The library seemed to be alive with its own heartbeat: the clicking from the library clerk, the hum of the computers next door with their pilots occasionally clearing their throats, and the sound of books being pulled from their comfortable spots, only to be previewed and returned to their spots with a relaxing “thump” – all combined to make a pleasant rhythm. …
“The sounds of a well-used library,” he concluded.
As the young father completed his task, the librarian approached with an apologetic look on her face.
“I am so sorry sir,” she said, “Could I ask you to move your daughter back a few feet?”
He immediately realized that the infant carrier was blocking the main thoroughfare of the library, which was not difficult, because the main thoroughfare was only a couple of feet wide itself. He did so happily, completed his fax, gathered his belongings and children, passed along his appreciation for the facility and rambled out the door – his mission complete.
This short story was shared during an interview with Carrie Andrew. This was a true experience she had recently with a library patron, although it’s embellished a little here. (The facts are that we are not sure whether he had a long list to complete that day.) Regardless, these instances happen often daily. There is just not enough room for more than one person at a time in certain areas of the current library. This has been a growing reality for the past several years.
The FACTS behind this growing REALITY
In the past five years, the library’s staff has grown from 2 full-time and 1 part-time employees to 2 full-time and 5 part-time employees. Through grants, these increases in staffing were made possible, which, in turn, made it possible for the library to come up with programs and services the community wanted to see.
Story-time is one of those programs. In times such as ours where technology rules, and face-to-face engagement drools, story-time and other events like it create a place for community members to connect. It also provides a wonderful early introduction to books for local children.
But as programs have increased, so has the need for more space. More space is needed to run beloved programs such as story-time, and increase shelving for books in storage. More space would definitely help employees fulfill their roles within the library as well.
For example, Lauri Kozey, the Lone Cone Library’s clerk, has many duties. Included in those duties is the library’s bookkeeping. Due to the small size of the library, bookkeeping is performed during library business hours and is often interrupted by library patrons needing to check out books and ask questions. Getting the bookkeeping completed during the slow times of the library day was in the past possible. But with increased patron traffic and increased paperwork associated with additional grants and added staff, this balancing act has become much more difficult.
How a DREAM is now becoming a REALITY
If the Lone Cone Library Board of Directors were to have an official quote it would be similar to that in the movie “Field of Dreams” when the lead character heard a mysterious voice say, “If you build it, they will come.”
Carrie Andrew and the Lone Cone Library Board have a dream, and they are willing and able to do the work to make it come true. Their vision is for citizens of Norwood to have access to amenities, resources, programs, classes, meeting rooms, community space, and outdoor space that could enrich lives and expand opportunities.

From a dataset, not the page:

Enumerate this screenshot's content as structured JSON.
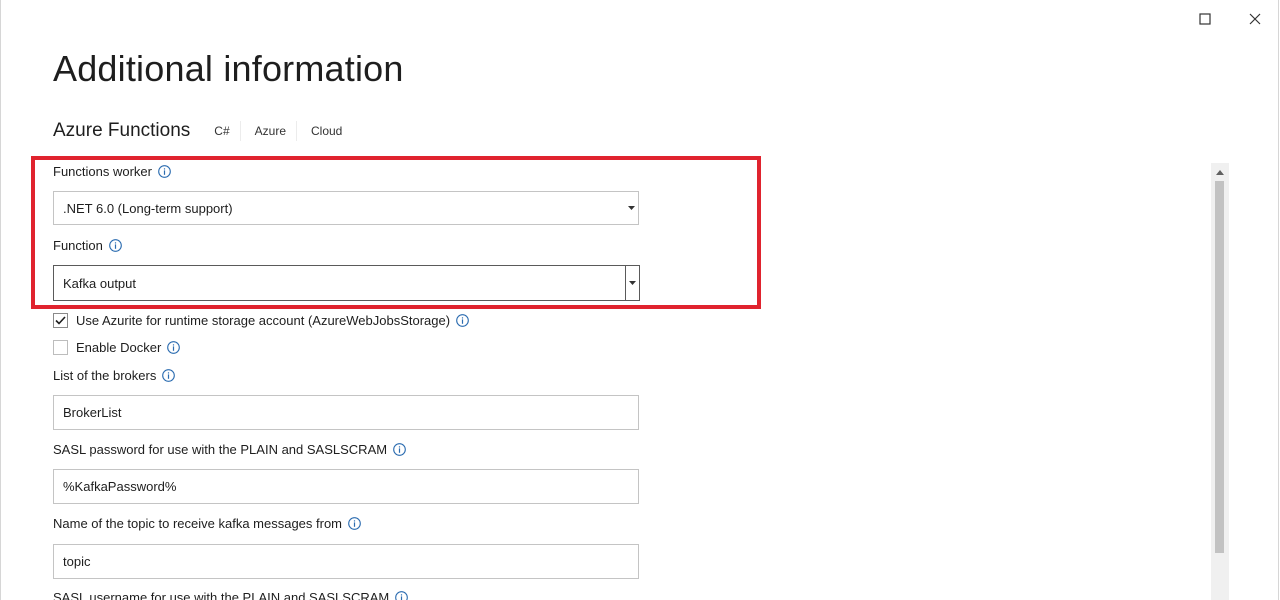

Carrie Andrew and the Lone Cone Library Board which include Sonny Lopez, Robin Snyder, Mary Beth Cook and Monet Ragsdale have been working diligently for the past several years to get the framework for a new library for Norwood, Colorado laid. Like the wheels on a grandfather clock they have ticked away at each task. First property was acquired, then after repeated excursions into the community for input, the plans for a library were unveiled. The next daunting item on the list was the perhaps the most important, and without it all the previous groundwork laid before would be for not. The challenge that lay before the LCL Board is funding. The funding to build a new Norwood community library was based on a mill levy that would need to be passed by voters in November.
In efforts to decrease the burden on property owners in Norwood and its surrounding area Carrie Andrew and the LCL Board went after a DOLA grant. It took months of preparation, but on August 7th they received the news that DOLA had awarded the library $1.5 million to be used towards the construction of a new library building in Norwood.
The next hurdle the library faces is the passing of a mill levy in November. This is necessary to gather the remaining funds needed to complete the new library project. A kicker is that DOLA funds are contingent on the passing of the mill levy, if it does not pass, no funds will be awarded.
If you are curious and would like further info about this library project or want to know more about the quantifiable value it provides our community, please visit www.loneconelibrary.org.